Records drawn from a dataset:
Start of Block

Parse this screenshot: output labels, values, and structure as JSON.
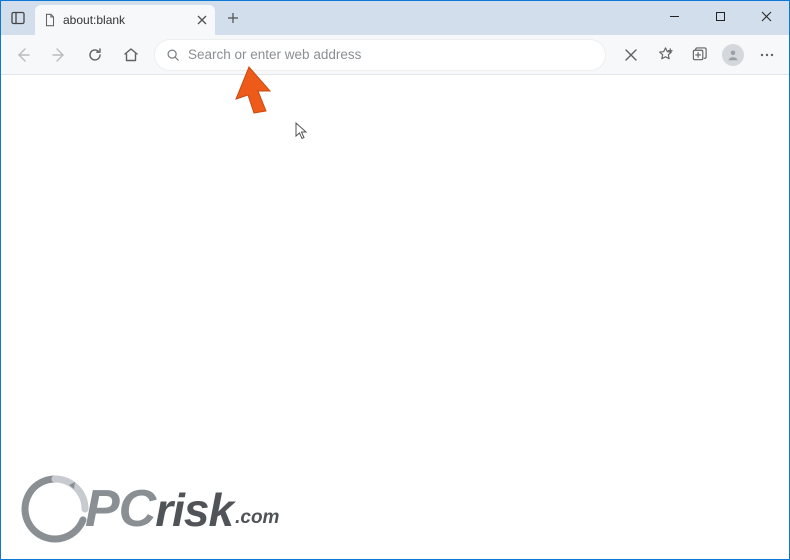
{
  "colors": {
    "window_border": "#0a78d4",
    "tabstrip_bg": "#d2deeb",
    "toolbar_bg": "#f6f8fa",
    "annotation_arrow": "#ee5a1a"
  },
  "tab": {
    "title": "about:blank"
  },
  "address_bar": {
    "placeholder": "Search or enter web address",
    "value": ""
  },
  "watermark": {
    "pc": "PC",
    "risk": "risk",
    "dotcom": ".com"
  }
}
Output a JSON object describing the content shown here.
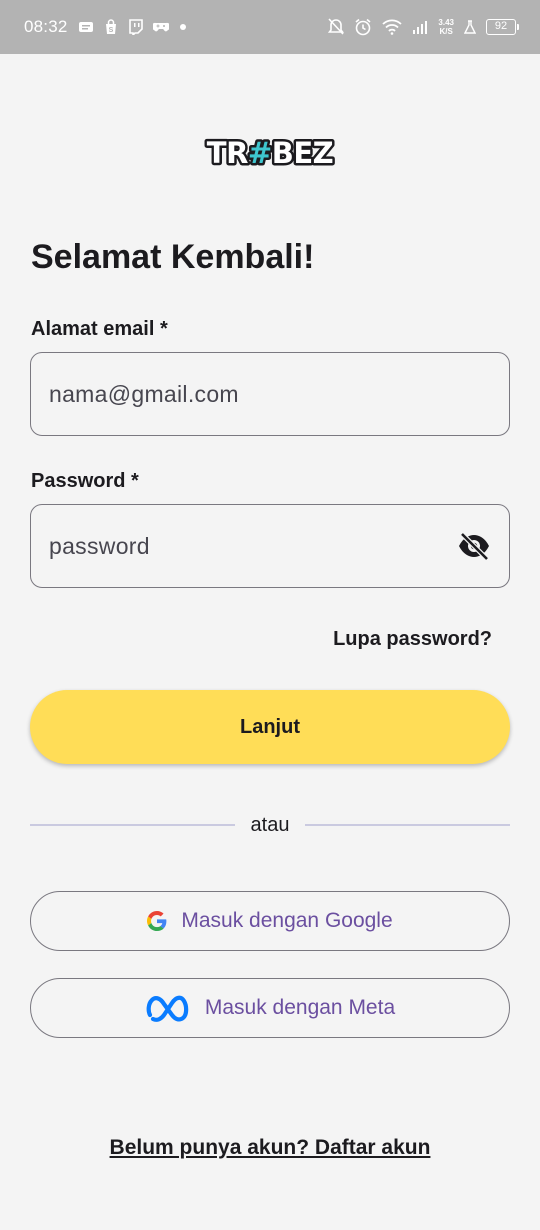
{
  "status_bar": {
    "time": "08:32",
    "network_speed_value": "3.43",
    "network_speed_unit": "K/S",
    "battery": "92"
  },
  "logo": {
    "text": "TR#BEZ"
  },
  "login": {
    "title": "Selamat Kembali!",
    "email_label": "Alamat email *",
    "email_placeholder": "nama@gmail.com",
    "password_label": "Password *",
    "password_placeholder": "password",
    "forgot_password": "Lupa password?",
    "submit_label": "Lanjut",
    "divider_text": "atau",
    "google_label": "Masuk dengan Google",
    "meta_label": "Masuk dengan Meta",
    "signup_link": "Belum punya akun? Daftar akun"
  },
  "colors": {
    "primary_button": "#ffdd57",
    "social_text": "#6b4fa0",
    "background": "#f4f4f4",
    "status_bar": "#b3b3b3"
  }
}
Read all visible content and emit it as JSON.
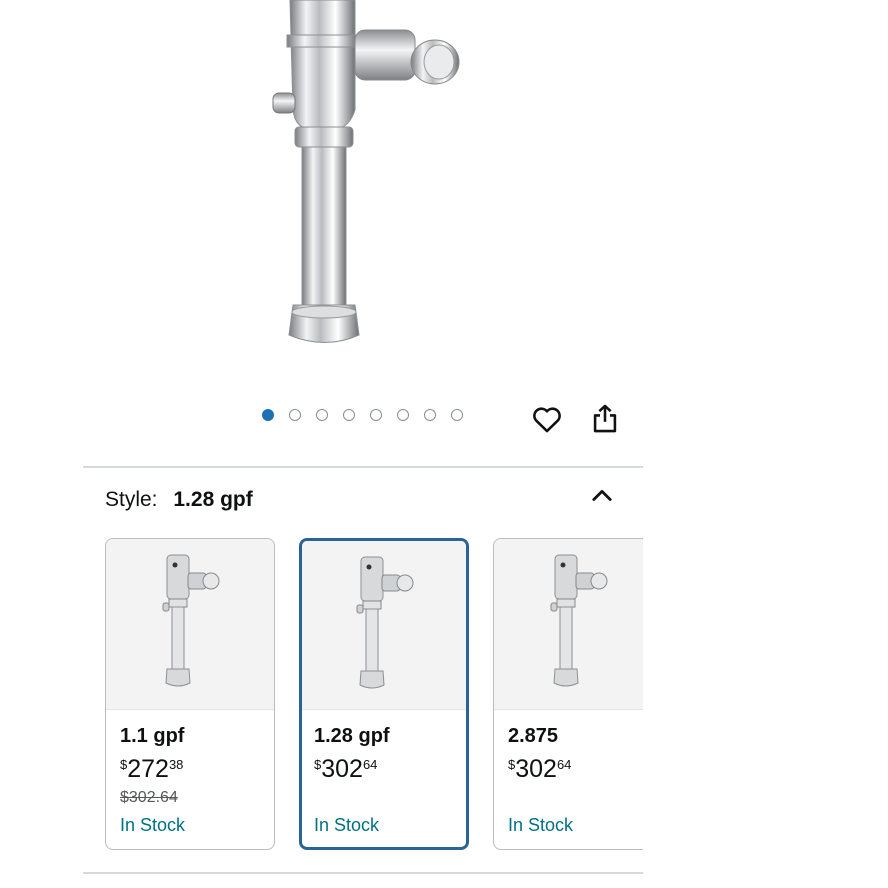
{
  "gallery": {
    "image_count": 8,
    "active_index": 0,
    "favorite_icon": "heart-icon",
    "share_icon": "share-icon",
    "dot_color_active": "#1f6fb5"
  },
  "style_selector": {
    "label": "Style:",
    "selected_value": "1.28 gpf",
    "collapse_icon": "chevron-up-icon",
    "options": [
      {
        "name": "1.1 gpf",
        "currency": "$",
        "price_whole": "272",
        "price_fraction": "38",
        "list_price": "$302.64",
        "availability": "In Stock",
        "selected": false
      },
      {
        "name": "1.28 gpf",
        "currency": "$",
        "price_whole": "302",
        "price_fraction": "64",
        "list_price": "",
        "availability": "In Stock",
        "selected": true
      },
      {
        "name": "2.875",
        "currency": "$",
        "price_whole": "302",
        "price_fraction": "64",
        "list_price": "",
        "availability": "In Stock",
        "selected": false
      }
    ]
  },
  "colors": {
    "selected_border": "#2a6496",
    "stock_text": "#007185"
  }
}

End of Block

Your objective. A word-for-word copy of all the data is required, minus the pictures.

Result of the exercise.
Parse this screenshot: output labels, values, and structure as JSON.
{
  "colors": {
    "window_border": "#0a78d4",
    "tabstrip_bg": "#d2deeb",
    "toolbar_bg": "#f6f8fa",
    "annotation_arrow": "#ee5a1a"
  },
  "tab": {
    "title": "about:blank"
  },
  "address_bar": {
    "placeholder": "Search or enter web address",
    "value": ""
  },
  "watermark": {
    "pc": "PC",
    "risk": "risk",
    "dotcom": ".com"
  }
}
Output a JSON object describing the content shown here.
{
  "status_bar": {
    "time": "08:32",
    "network_speed_value": "3.43",
    "network_speed_unit": "K/S",
    "battery": "92"
  },
  "logo": {
    "text": "TR#BEZ"
  },
  "login": {
    "title": "Selamat Kembali!",
    "email_label": "Alamat email *",
    "email_placeholder": "nama@gmail.com",
    "password_label": "Password *",
    "password_placeholder": "password",
    "forgot_password": "Lupa password?",
    "submit_label": "Lanjut",
    "divider_text": "atau",
    "google_label": "Masuk dengan Google",
    "meta_label": "Masuk dengan Meta",
    "signup_link": "Belum punya akun? Daftar akun"
  },
  "colors": {
    "primary_button": "#ffdd57",
    "social_text": "#6b4fa0",
    "background": "#f4f4f4",
    "status_bar": "#b3b3b3"
  }
}
Read all visible content and emit it as JSON.
{
  "gallery": {
    "image_count": 8,
    "active_index": 0,
    "favorite_icon": "heart-icon",
    "share_icon": "share-icon",
    "dot_color_active": "#1f6fb5"
  },
  "style_selector": {
    "label": "Style:",
    "selected_value": "1.28 gpf",
    "collapse_icon": "chevron-up-icon",
    "options": [
      {
        "name": "1.1 gpf",
        "currency": "$",
        "price_whole": "272",
        "price_fraction": "38",
        "list_price": "$302.64",
        "availability": "In Stock",
        "selected": false
      },
      {
        "name": "1.28 gpf",
        "currency": "$",
        "price_whole": "302",
        "price_fraction": "64",
        "list_price": "",
        "availability": "In Stock",
        "selected": true
      },
      {
        "name": "2.875",
        "currency": "$",
        "price_whole": "302",
        "price_fraction": "64",
        "list_price": "",
        "availability": "In Stock",
        "selected": false
      }
    ]
  },
  "colors": {
    "selected_border": "#2a6496",
    "stock_text": "#007185"
  }
}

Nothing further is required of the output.